> [ACTION ITEM]:
Please copy out every line in the records below that includes the word "checker".

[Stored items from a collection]
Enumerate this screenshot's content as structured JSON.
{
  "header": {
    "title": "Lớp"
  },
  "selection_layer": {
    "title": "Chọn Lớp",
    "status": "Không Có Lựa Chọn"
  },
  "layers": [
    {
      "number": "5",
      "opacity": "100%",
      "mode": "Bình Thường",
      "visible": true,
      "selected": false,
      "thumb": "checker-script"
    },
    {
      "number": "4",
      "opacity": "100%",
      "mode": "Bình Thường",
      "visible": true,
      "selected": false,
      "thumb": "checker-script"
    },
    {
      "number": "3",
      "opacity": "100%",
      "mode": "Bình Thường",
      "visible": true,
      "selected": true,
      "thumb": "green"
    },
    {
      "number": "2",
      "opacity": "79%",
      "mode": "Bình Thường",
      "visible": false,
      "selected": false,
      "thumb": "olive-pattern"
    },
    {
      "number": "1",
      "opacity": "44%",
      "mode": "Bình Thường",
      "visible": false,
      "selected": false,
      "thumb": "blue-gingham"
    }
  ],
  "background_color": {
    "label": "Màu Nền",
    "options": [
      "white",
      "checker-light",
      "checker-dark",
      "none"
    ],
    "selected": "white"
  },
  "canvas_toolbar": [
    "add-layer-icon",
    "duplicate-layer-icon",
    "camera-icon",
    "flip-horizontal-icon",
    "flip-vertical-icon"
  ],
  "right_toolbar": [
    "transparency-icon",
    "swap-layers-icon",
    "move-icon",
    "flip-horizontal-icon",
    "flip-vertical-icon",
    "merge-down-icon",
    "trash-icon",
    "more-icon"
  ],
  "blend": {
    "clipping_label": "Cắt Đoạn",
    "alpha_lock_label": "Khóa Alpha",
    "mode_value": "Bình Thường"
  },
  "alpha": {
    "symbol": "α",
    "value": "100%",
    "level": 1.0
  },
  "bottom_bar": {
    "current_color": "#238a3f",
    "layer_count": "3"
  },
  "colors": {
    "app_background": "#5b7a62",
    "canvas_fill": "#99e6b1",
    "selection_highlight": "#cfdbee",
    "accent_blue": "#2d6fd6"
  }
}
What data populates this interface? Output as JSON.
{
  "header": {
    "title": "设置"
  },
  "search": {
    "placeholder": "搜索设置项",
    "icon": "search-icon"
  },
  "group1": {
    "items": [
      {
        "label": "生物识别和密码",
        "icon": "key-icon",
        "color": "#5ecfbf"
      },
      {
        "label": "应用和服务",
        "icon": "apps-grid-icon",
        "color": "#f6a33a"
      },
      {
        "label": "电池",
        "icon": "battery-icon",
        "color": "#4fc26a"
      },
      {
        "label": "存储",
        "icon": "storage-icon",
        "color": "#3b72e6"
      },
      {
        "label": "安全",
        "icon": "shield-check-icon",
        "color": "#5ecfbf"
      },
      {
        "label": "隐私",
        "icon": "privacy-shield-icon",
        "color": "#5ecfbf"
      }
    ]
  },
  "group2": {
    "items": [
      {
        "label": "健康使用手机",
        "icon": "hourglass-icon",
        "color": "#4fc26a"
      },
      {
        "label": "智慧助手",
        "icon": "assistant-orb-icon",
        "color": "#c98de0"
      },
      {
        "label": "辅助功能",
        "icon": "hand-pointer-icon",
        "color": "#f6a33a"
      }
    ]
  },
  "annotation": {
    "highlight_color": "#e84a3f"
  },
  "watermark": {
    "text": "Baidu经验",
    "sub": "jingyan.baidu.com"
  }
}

> [SOLUTION TO THIS TASK]:
      "thumb": "checker-script"
      "thumb": "checker-script"
      "checker-light",
      "checker-dark",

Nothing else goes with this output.